of action or establish the elements of a tort. The court
acknowledges that plaintiff, in his various pleadings,
accused defendants of unlawfully garnishing wages from his
bank account. Plaintiff has repeatedly reiterated that his
case is not a tax case and instead is a claim for
constitutional violations, fraud, theft, and negligence.
Plaintiff has also cited a great deal of case law and
statutory law, most of which, however, is irrelevant to his
legal claims. At the summary judgment stage, plaintiff must
plead all of the legal elements of his claims and have
evidentiary support for these elements. Only if the evidence
shows there are no issues of material fact and that plaintiff
is entitled to the relief he has pled will the court grant
summary judgment in his favor. The plaintiff failed to carry
his burden in establishing he is entitled to summary
judgment. Plaintiff provided no evidence, beyond conclusory
statements, to support his claims. The court finds no reason
to set aside its decision to deny plaintiff's summary
Doc. 64, the court granted BANA's motion for summary
judgment because the undisputed evidence established it did
not act improperly when it complied with the withholding
order it received from the California Franchise Tax Board. In
his Rule 60(b) motion, plaintiff argues this order is void
because it is fraudulent and because the court lacked subject
matter jurisdiction to consider anything that occurred after
the funds were garnished from his bank account. Plaintiff
claims that once the funds were removed from his account, the
unlawful activity had occurred and liability was established.
He argues the court cannot consider that the funds were
eventually refunded to his account because defendants did not
plead an affirmative defense of refund.
court summarizes plaintiff's arguments only to
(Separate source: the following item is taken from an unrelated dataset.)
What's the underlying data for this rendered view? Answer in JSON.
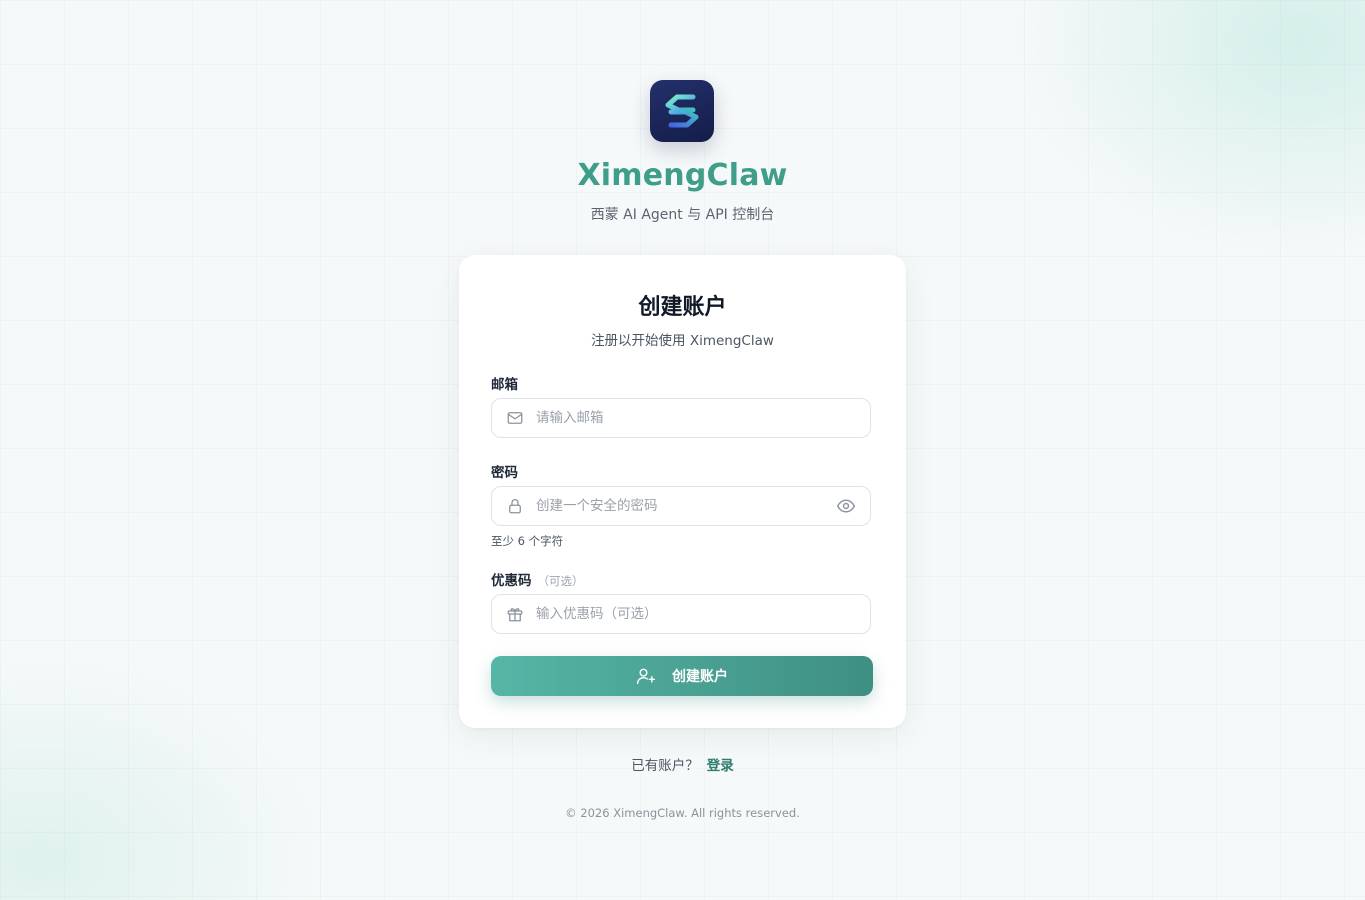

demonstrate that it has read and is attempting to interpret
his pleadings. Nothing, however, that he has argued
establishes that he is entitled to relief under Rule 60(b).
Plaintiff's motion consists mainly of arguments raised in
prior pleadings. He has not shown there are any exceptional
circumstances that would justify this court setting aside its
order. As mentioned above, a Rule 60(b) motion is not an
opportunity to relitigate the issues underlying
plaintiff's claim, and plaintiff's motion is largely
an attempt to reargue why he believes he should prevail.
Plaintiff does claim, under Rule 60(b)(3) and (4), that this
court's order is void because it is fraudulent and
because the court lacks subject matter jurisdiction.
Plaintiff's allegations, however, are misguided. The
court already determined it had subject matter jurisdiction
over the case on the basis of diversity jurisdiction.
See 28 U.S.C. §1332. Further, ...